Computed Tomography, often referred to as CT or CAT scans, is a modern technology used for medical imaging. While many people know of this technology, not many people understand how it works. The concepts behind CT scans are theoretical and often hard to visualize. Professor Carney has indicated that a small-scale device for demonstrational purposes will help students gain a more concrete understanding of the technical components behind this device. Using light rather than x-rays, we will design and build a simplified CT device for use as an educational tool.

Design Methodology

We will build a device with three components: a light source, a screen, and a stand to hold the object. After placing an object on the stand and starting the scan, the device will record three projections by rotating either the camera and screen or object. Using the three projections in tandem with an algorithm developed with a graduate student, our device will create a 3D reconstruction of the object.


• Motors to rotate camera and screen or object

• Grid of photo sensors built into screen

• Light source

• Power source for each of these components

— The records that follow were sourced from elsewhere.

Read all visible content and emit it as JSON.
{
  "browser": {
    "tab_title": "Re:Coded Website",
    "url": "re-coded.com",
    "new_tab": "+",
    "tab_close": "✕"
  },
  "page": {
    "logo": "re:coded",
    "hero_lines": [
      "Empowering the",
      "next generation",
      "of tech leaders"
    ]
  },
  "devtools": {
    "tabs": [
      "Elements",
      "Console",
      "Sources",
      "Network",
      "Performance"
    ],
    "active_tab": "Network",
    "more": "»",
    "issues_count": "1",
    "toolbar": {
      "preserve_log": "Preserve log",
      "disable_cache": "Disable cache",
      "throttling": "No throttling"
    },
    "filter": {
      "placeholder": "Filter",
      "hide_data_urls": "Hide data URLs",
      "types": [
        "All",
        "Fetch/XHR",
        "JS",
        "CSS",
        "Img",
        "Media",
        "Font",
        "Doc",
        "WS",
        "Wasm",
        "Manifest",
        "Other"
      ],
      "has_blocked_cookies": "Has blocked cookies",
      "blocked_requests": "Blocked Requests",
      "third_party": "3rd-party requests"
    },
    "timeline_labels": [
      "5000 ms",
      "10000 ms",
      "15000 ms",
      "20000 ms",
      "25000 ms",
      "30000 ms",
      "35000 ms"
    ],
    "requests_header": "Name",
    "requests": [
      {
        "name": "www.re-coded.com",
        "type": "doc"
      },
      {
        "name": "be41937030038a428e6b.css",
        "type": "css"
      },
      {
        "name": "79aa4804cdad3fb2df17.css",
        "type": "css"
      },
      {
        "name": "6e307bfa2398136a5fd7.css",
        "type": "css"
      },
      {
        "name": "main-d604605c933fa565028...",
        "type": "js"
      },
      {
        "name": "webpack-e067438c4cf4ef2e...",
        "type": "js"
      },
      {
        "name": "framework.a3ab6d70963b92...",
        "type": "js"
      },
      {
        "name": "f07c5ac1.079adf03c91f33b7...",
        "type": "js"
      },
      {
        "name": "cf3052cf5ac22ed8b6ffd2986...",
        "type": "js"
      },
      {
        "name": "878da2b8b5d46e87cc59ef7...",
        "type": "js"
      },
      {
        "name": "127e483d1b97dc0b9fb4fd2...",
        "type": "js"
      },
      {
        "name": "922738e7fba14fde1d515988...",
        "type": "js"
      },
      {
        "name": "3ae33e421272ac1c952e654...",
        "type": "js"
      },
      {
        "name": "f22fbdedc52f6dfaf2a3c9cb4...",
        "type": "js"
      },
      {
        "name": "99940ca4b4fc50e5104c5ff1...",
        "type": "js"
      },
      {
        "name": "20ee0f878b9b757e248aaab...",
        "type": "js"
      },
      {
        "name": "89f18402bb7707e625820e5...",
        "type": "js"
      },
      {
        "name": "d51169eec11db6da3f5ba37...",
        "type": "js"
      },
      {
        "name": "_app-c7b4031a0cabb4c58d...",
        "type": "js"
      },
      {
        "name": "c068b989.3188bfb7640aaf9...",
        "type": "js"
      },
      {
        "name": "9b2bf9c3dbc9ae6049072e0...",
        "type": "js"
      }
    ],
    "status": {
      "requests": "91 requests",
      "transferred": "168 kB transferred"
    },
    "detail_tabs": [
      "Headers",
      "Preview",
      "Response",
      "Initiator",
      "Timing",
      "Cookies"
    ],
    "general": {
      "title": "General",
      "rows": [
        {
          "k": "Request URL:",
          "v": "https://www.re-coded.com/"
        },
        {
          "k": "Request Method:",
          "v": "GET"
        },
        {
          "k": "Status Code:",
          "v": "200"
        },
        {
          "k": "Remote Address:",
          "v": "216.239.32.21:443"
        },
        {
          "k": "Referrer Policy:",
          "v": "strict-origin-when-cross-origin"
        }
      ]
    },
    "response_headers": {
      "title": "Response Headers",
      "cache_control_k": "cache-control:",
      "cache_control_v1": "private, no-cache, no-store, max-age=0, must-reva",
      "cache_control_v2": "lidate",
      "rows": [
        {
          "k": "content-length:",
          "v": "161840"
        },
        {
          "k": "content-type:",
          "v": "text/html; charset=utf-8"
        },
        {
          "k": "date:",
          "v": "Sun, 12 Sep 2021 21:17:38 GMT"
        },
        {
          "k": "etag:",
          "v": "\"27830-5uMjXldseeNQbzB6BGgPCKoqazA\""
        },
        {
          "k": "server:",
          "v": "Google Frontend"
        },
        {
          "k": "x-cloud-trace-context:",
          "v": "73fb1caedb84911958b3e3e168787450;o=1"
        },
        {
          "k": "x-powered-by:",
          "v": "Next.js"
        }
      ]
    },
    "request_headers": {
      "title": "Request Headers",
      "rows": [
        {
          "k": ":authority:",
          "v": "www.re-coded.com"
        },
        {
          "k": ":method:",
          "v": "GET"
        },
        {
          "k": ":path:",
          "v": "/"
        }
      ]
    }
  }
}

• Control system for timing between movement, light on, and sensor readings